However, his teammates never had the man in front. So there’s that.
I’d like to see Lindback on his feet more covering the post. He uses what’s called a Reverse-VH, or Reverse Vertical Horizontal, where his leading pad is against the ice in a half-butterfly, and the trailing leg is up. This causes his six-foot-six frame to shrink as he leans, and leaves a lot of room above his shoulders and places Lindback in a vulnerable position for a one-timer or feed to the slot. Lindback has a narrow butterfly, so I don’t even know why he’s using that because his groin isn’t that flexible to seal the far post if he quickly needs to move laterally and cover the bottom. I’m only 5’11” and when I’m in goal, I have to use every inch of my legs and arms to cover the places my torso can’t get to. What kills me is that Lindback is so tall and he becomes so small when he wants to seal off the ice.
As the crucial goals he let by against the Canadiens showed, he was off his angle a few inches when he challenges. This is more teachable and fixable than the Reverse-VH issue.

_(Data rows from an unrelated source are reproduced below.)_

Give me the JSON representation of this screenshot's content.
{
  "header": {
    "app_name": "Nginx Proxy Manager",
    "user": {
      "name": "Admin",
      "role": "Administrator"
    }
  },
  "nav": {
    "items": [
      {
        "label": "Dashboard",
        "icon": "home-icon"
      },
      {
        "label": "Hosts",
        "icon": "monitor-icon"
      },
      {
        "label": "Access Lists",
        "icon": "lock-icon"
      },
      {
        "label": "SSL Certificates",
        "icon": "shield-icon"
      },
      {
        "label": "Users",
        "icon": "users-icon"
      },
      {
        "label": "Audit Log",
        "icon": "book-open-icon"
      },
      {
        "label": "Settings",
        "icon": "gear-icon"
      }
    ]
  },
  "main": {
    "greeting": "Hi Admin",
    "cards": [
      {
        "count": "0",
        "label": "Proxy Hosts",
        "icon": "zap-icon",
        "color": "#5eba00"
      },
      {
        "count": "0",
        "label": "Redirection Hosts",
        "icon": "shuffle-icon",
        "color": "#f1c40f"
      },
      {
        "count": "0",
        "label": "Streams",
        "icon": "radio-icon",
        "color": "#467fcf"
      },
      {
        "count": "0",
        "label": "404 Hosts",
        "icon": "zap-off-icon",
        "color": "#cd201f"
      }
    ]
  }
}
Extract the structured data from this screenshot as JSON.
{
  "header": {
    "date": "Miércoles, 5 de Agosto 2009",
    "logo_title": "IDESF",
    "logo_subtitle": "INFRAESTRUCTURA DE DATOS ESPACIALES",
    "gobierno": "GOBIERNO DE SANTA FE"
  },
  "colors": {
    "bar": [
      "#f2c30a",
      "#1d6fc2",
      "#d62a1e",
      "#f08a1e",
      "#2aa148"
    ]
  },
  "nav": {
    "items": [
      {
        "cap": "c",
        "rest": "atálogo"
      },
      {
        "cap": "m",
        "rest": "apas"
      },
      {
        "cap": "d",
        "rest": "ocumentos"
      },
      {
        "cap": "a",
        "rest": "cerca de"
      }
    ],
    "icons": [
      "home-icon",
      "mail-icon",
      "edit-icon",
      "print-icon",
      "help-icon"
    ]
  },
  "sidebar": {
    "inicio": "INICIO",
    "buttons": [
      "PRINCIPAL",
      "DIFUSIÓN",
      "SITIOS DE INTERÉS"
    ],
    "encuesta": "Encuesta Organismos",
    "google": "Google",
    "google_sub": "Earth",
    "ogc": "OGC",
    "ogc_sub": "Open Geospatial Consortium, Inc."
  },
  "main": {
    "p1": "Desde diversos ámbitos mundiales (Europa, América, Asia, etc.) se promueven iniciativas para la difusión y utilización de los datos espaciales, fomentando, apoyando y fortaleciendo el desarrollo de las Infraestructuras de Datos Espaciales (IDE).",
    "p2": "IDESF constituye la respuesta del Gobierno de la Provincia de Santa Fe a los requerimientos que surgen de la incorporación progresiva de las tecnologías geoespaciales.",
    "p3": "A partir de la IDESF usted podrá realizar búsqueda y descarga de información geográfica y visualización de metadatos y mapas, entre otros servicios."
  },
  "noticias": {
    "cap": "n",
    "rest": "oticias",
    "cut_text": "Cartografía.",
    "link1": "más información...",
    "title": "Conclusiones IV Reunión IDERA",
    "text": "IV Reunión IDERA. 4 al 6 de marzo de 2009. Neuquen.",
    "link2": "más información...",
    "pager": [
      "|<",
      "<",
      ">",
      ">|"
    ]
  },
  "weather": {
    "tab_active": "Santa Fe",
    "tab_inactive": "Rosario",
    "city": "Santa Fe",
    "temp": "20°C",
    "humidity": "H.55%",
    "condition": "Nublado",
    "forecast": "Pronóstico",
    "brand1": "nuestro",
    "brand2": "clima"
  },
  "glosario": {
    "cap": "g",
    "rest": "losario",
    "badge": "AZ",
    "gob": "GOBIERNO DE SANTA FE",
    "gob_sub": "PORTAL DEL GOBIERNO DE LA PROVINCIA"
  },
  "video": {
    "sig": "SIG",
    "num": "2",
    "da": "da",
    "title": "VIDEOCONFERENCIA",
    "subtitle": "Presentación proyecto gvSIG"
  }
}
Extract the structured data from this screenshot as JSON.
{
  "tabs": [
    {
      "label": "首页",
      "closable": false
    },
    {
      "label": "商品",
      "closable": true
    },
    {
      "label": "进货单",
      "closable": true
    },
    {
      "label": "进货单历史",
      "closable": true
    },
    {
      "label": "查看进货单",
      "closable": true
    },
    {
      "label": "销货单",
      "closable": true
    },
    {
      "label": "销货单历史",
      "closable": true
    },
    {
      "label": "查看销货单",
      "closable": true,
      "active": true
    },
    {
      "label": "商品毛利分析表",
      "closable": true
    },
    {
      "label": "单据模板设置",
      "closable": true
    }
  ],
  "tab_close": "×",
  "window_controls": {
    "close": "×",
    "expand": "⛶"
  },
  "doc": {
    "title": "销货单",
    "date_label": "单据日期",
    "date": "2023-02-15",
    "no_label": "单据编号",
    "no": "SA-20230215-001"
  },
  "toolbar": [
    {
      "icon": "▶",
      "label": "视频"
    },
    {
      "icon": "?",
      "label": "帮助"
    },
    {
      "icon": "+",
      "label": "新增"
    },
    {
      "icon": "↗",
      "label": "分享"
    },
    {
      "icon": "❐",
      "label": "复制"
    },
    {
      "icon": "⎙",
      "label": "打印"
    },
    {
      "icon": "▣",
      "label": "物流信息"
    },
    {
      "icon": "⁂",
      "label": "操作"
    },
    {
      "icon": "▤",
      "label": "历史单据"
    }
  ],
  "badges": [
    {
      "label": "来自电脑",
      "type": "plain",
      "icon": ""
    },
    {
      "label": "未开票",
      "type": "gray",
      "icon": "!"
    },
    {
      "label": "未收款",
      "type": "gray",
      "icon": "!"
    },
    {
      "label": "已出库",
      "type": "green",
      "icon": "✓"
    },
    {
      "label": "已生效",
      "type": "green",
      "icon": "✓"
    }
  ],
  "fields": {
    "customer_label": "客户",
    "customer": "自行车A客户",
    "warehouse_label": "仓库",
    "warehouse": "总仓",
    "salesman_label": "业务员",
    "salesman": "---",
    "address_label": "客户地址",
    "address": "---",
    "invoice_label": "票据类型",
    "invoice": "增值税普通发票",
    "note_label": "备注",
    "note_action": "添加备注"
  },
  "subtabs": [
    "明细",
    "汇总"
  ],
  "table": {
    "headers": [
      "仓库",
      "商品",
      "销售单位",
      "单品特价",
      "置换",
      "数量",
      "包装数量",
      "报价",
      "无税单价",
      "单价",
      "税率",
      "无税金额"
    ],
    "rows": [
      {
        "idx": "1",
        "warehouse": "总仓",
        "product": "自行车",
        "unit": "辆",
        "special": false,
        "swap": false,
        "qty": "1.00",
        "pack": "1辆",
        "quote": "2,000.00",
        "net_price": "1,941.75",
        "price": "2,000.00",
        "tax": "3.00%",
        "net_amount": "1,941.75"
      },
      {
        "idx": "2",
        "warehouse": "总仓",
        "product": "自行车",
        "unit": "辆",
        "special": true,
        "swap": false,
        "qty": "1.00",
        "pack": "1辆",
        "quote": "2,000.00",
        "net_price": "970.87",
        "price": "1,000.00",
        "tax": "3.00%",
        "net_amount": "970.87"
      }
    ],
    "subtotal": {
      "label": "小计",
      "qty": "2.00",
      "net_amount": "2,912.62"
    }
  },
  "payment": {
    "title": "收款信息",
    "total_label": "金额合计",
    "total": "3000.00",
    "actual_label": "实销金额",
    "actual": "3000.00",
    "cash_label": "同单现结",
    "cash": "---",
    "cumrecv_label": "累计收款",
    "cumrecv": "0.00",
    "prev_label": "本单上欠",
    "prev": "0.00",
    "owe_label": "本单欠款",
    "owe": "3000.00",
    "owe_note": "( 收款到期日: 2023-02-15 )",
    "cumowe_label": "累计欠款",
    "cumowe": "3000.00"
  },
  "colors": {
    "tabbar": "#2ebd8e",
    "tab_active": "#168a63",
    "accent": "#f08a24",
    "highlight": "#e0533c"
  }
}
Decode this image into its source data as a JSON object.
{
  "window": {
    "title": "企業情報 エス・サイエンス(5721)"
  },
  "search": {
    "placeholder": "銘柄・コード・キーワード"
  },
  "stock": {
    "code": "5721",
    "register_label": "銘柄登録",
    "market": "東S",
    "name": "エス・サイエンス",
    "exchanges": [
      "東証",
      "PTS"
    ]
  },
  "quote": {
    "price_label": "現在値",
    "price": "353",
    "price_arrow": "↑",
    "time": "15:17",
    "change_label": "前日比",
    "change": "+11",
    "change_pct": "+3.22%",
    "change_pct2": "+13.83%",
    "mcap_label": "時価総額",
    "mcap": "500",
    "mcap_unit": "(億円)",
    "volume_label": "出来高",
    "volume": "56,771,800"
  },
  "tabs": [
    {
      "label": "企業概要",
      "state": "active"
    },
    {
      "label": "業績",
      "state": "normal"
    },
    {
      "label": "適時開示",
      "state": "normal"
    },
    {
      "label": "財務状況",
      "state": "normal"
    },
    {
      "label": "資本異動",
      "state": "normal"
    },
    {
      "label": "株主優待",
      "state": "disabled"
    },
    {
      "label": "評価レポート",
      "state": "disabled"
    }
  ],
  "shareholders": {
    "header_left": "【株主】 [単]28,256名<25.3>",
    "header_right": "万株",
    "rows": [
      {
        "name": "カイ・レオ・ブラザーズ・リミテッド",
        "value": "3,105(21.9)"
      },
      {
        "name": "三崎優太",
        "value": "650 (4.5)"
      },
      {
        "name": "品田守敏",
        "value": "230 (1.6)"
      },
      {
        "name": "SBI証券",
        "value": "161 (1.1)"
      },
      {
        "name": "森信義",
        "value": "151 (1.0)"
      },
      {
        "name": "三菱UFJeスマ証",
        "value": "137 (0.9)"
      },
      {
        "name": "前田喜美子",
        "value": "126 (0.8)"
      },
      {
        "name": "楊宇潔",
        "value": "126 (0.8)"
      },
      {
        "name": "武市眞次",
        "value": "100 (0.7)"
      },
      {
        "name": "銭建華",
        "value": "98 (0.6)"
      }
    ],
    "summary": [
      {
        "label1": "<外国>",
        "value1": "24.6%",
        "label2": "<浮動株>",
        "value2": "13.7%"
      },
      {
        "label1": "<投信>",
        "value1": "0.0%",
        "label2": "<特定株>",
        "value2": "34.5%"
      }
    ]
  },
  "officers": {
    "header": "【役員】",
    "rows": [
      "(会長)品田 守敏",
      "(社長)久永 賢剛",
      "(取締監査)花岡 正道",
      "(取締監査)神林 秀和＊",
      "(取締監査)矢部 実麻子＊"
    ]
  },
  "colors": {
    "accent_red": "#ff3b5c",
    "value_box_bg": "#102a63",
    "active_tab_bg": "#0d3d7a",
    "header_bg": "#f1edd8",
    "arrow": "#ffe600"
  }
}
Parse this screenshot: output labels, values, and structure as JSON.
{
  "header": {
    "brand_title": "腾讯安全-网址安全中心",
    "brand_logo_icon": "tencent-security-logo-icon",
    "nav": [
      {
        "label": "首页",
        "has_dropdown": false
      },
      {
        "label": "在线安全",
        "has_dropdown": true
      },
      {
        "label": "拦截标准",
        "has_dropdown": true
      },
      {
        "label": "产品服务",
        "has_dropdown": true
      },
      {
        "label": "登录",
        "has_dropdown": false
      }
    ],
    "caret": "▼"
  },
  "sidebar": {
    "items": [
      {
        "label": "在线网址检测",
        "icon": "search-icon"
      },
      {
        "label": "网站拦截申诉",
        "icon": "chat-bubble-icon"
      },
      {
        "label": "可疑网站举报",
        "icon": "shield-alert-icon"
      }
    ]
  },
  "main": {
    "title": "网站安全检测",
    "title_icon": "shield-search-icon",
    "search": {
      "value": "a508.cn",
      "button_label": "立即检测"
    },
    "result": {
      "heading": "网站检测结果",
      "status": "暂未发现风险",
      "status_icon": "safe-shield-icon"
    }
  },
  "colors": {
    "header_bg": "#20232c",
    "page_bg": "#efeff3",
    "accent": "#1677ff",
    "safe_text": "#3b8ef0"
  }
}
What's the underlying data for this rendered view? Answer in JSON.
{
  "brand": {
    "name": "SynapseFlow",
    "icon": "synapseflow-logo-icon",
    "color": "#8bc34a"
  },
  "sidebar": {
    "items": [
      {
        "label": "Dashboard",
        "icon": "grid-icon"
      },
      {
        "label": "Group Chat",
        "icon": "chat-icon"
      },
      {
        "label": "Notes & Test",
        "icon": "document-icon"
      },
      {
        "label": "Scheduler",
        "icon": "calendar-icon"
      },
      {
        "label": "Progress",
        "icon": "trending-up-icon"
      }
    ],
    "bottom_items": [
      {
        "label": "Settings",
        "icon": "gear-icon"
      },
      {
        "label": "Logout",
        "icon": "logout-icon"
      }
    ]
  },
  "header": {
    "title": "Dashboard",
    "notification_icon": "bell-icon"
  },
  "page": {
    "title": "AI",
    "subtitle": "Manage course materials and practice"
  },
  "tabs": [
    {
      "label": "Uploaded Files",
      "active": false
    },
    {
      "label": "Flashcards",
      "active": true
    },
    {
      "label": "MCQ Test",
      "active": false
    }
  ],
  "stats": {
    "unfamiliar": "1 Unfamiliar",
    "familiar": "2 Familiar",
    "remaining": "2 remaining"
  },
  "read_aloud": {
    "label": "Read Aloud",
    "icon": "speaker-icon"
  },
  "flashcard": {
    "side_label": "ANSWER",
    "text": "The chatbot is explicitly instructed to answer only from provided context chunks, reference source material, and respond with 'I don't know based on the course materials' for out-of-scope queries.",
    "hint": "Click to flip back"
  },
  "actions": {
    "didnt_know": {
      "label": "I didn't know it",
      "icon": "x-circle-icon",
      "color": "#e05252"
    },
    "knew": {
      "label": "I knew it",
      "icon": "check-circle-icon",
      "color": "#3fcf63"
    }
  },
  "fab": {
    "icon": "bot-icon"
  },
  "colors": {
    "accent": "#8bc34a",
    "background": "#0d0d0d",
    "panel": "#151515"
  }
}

Reverse-VH includes a series of mechanical moves to be in that position and read through a play and make the correct follow-up move. His angle is crease positioning and being able to read the play.
I give Lindback credit because he did elevate his game during the final stretch of the season and in the playoffs. He was saving shots he would not have saved before with his glove, body, knees and stick. For the most part, he sealed the holes. His reaction time was noticeably faster, too. His footwork and reactionary saves looked two steps too slow for the most part of the last two seasons.
Lindback suffers from Still’s diseases, which causes inflammation and joint pain, and that always stayed in the back of my mind for an explanation of why he just looked slower than other goaltenders–as if his fastest reaction was always two seconds slower than anyone else’s. He says it doesn’t affect him on the ice, but I would think that would be in terms of pain.
We could much easily be talking about Ben Bishop’s flaws here, too, if it wasn’t for his injury. Bishop’s mechanics became sloppy over the final half of the season, especially leaving his left leg up off the ice, but we’ll save that for the summer.
Goaltending is a position of constant tweaking–in game and in practice–to give shooters something different. Lindback has shown that he can up his game, and whether it’s here or somewhere else, he can continue to show that he belongs in the NHL.